§ **INFORMATION SHOWN**:
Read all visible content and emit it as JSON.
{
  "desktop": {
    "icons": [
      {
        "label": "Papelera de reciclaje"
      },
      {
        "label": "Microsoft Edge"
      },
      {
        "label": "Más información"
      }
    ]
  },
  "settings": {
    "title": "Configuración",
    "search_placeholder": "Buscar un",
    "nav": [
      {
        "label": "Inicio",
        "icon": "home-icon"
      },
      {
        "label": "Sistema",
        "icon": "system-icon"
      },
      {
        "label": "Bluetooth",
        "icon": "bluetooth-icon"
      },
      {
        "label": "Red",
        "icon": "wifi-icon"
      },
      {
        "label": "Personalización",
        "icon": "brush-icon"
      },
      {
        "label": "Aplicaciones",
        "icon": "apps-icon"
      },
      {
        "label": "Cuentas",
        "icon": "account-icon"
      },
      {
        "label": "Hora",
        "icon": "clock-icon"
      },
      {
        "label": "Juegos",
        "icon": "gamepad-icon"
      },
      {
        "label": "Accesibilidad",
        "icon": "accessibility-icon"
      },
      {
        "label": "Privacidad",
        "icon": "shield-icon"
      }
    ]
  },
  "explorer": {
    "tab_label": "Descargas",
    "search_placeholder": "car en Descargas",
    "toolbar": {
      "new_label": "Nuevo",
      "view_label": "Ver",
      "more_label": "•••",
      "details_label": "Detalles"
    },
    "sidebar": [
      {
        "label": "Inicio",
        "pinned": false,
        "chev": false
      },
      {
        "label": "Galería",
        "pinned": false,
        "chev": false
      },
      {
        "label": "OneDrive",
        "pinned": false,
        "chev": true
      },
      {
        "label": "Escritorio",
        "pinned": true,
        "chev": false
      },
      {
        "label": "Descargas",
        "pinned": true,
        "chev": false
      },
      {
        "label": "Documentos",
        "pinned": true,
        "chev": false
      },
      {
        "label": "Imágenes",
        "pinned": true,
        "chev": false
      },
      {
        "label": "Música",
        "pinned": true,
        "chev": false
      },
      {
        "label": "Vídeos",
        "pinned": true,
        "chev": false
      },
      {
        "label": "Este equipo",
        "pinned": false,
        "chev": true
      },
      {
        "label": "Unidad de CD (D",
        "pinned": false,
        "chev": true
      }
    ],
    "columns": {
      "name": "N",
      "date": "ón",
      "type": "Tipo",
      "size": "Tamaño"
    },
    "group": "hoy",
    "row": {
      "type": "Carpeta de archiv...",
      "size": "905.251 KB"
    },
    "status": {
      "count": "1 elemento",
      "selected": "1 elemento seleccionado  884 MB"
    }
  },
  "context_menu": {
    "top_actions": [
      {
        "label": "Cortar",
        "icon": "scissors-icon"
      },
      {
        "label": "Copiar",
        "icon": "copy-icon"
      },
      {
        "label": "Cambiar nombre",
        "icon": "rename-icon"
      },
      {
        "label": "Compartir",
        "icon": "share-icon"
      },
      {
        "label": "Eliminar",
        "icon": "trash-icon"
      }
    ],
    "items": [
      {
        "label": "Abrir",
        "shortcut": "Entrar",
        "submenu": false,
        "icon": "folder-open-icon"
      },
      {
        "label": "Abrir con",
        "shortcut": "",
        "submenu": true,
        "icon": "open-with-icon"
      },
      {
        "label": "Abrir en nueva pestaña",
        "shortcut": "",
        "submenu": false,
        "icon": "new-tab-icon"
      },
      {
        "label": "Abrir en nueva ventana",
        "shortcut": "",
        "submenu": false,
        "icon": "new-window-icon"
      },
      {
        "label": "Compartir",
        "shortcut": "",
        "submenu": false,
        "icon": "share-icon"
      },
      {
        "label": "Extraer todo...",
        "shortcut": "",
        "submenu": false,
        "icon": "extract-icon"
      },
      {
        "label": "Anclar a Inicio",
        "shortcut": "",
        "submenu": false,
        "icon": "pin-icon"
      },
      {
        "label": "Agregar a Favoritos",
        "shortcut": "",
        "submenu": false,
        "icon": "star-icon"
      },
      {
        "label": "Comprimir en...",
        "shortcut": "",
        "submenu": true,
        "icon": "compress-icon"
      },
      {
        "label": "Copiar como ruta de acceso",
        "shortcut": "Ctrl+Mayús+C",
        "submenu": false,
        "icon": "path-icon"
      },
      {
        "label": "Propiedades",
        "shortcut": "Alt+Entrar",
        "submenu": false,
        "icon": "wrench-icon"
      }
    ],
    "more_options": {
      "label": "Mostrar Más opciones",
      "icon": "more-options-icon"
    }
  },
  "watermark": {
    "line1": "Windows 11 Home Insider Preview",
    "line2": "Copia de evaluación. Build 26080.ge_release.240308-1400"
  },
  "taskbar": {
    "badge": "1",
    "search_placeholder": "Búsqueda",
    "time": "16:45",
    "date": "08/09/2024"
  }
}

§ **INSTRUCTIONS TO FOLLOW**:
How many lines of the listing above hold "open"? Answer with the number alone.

§ **RESULT**:
2